Attend extracurricular events.
Look, you’re super busy…and that’s an understatement. You have lesson plans to prepare, papers and projects to grade, professional development trainings to attend, and you know, your own life to try and live as well.
Still, I encourage you to attend events that your students participate in. If you’re struggling to connect with a student, showing up to one of their band concert could be the ice-breaker you need to find some common ground. Maybe you’ve got a student that never seems engaged. Attending their basketball game and connecting with them on something outside of the classroom might be the things that shifts their attention.
Interacting with your students at events that they are interested in, and participate in, allows you to do a few very important things:
- Show them you care about them. We all know students are more likely to care about what you know, once they they know how much you care.
- Learn what interests them, and connect it. Attending an event like this can give you a peek into your students’ lives outside your classroom. You can use this to help connect you content or the way you deliver it, to things they care about.
- Understand what motivates them. Whether it’s a band concerts, a lacrosse game, or a debate competition, seeing your students outside your classroom, in a different environment, and displaying their passion for something, can tell you a lot about them, how they act when they are truly engaged, and how you can connect more deeply with them as individuals.
Encourage classroom discussions.
Flip your students’ focus, from you to each other. Let them share their life experiences, their hobbies, their cultures, and the things they care about with each other. Small group discussions on things happening in their lives, combined with having them create debates or discussions on the topics that are most important to them.
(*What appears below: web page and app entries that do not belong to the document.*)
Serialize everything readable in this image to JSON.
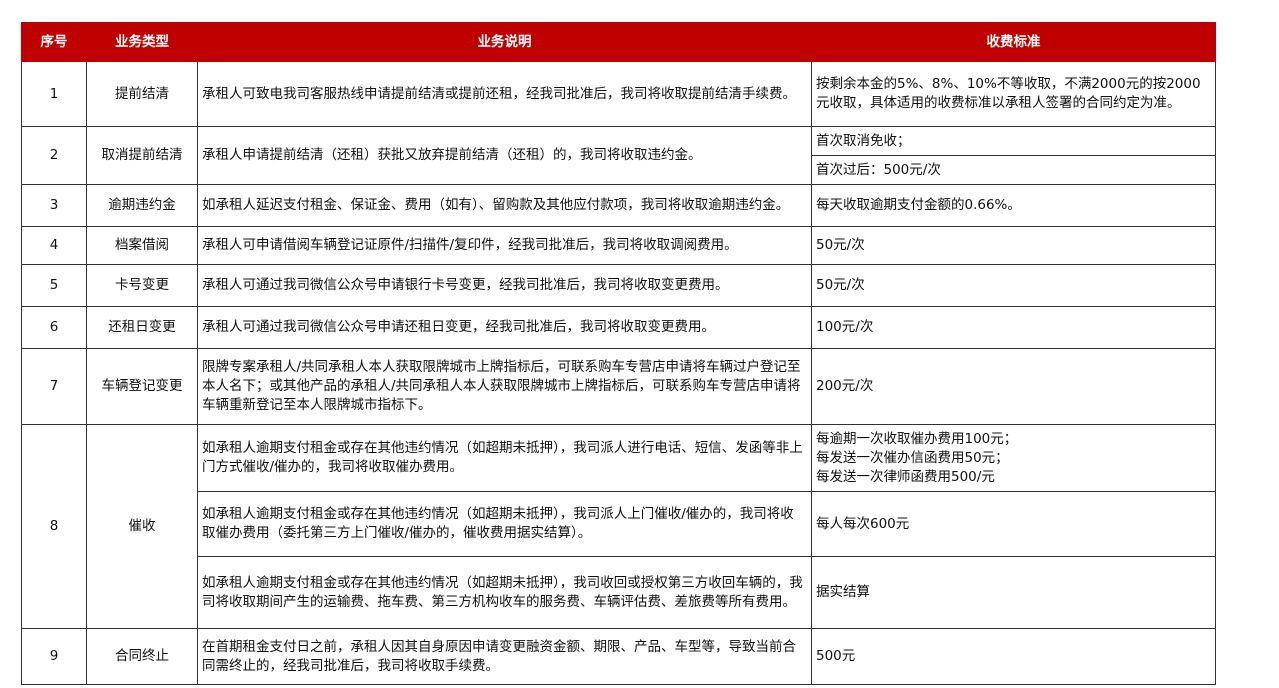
{
  "headers": [
    "序号",
    "业务类型",
    "业务说明",
    "收费标准"
  ],
  "rows": [
    {
      "no": "1",
      "type": "提前结清",
      "desc": "承租人可致电我司客服热线申请提前结清或提前还租，经我司批准后，我司将收取提前结清手续费。",
      "fee": "按剩余本金的5%、8%、10%不等收取，不满2000元的按2000元收取，具体适用的收费标准以承租人签署的合同约定为准。"
    },
    {
      "no": "2",
      "type": "取消提前结清",
      "desc": "承租人申请提前结清（还租）获批又放弃提前结清（还租）的，我司将收取违约金。",
      "fee_a": "首次取消免收；",
      "fee_b": "首次过后：500元/次"
    },
    {
      "no": "3",
      "type": "逾期违约金",
      "desc": "如承租人延迟支付租金、保证金、费用（如有）、留购款及其他应付款项，我司将收取逾期违约金。",
      "fee": "每天收取逾期支付金额的0.66%。"
    },
    {
      "no": "4",
      "type": "档案借阅",
      "desc": "承租人可申请借阅车辆登记证原件/扫描件/复印件，经我司批准后，我司将收取调阅费用。",
      "fee": "50元/次"
    },
    {
      "no": "5",
      "type": "卡号变更",
      "desc": "承租人可通过我司微信公众号申请银行卡号变更，经我司批准后，我司将收取变更费用。",
      "fee": "50元/次"
    },
    {
      "no": "6",
      "type": "还租日变更",
      "desc": "承租人可通过我司微信公众号申请还租日变更，经我司批准后，我司将收取变更费用。",
      "fee": "100元/次"
    },
    {
      "no": "7",
      "type": "车辆登记变更",
      "desc": "限牌专案承租人/共同承租人本人获取限牌城市上牌指标后，可联系购车专营店申请将车辆过户登记至本人名下；或其他产品的承租人/共同承租人本人获取限牌城市上牌指标后，可联系购车专营店申请将车辆重新登记至本人限牌城市指标下。",
      "fee": "200元/次"
    },
    {
      "no": "8",
      "type": "催收",
      "sub": [
        {
          "desc": "如承租人逾期支付租金或存在其他违约情况（如超期未抵押），我司派人进行电话、短信、发函等非上门方式催收/催办的，我司将收取催办费用。",
          "fee_lines": [
            "每逾期一次收取催办费用100元；",
            "每发送一次催办信函费用50元；",
            "每发送一次律师函费用500/元"
          ]
        },
        {
          "desc": "如承租人逾期支付租金或存在其他违约情况（如超期未抵押），我司派人上门催收/催办的，我司将收取催办费用（委托第三方上门催收/催办的，催收费用据实结算）。",
          "fee": "每人每次600元"
        },
        {
          "desc": "如承租人逾期支付租金或存在其他违约情况（如超期未抵押），我司收回或授权第三方收回车辆的，我司将收取期间产生的运输费、拖车费、第三方机构收车的服务费、车辆评估费、差旅费等所有费用。",
          "fee": "据实结算"
        }
      ]
    },
    {
      "no": "9",
      "type": "合同终止",
      "desc": "在首期租金支付日之前，承租人因其自身原因申请变更融资金额、期限、产品、车型等，导致当前合同需终止的，经我司批准后，我司将收取手续费。",
      "fee": "500元"
    }
  ]
}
These conversations can accomplish a few things. First, they will allow your students to engage in something that interests them. Secondly, this can create an opportunity learn about, and think about other people’s lives and life experiences. And thirdly, it provides you with a chance to listen and learn more about your students. Finally, these discussions can give your students a place to have a voice and some more control and authority if your classroom.
See the good in them.
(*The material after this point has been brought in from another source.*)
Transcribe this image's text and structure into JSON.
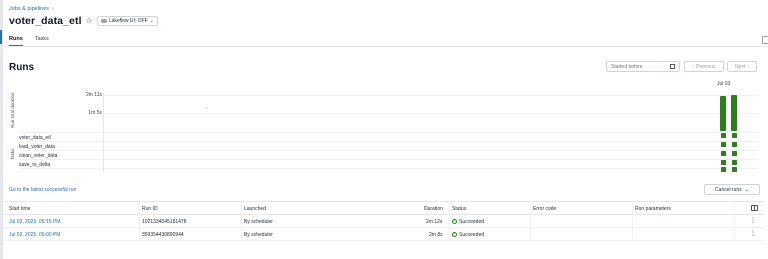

It can be hard, but it is crucial that we never expect the worst from our students. You might be the brightest light in their lives. You might be the only person who believes in them. You might be the only one who gives them a chance to do their best. Don’t take that away from them. Don’t let negative past experiences paint them with a broad brush. Understand that we may never truly know what our students are dealing with outside of our classrooms. Because of this, expecting the best from them, may be the difference between their success or failure.
Look for ways to show them that you see that good. Sending home positive notes, encouraging them when they struggle, and simply telling them, “I believe in you” can strengthen your relationship with them more than you may ever know.
The truth is, you probably do an awesome job building relationships with your students. There are certainly a ton of resources out there for you to turn to for ideas. But the most important resource you have is you. Your ability to see the good in a student, to have a truthful, respectful, and honest conversation with them, and to truly care about them, these are the these things that make you an amazing educator. So continue to focus on those relationships, and look for those opportunities to make them stronger. Be that light. Show them you care. Be Better for them every day.
About Jeff Gargas
Jeff Gargas is the COO and co-founder of the Teach Better Team. Prior to co-founding Teach Better Team, Jeff was the owner of ENI Multimedia, an online marketing firm, where he worked with entrepreneurs and small businesses, assisting them with web design, social media, content marketing, and brand awareness.
Prior to all of this, Jeff was an adjunctive professor at Kent State University and spent 10+ years in the music industry. He has spoken at conferences around the country, and has successfully promoted more than 500 events and launched 7 businesses in a variety of industries.
Jeff is passionate about music, and enjoys spending time with his family as often as possible.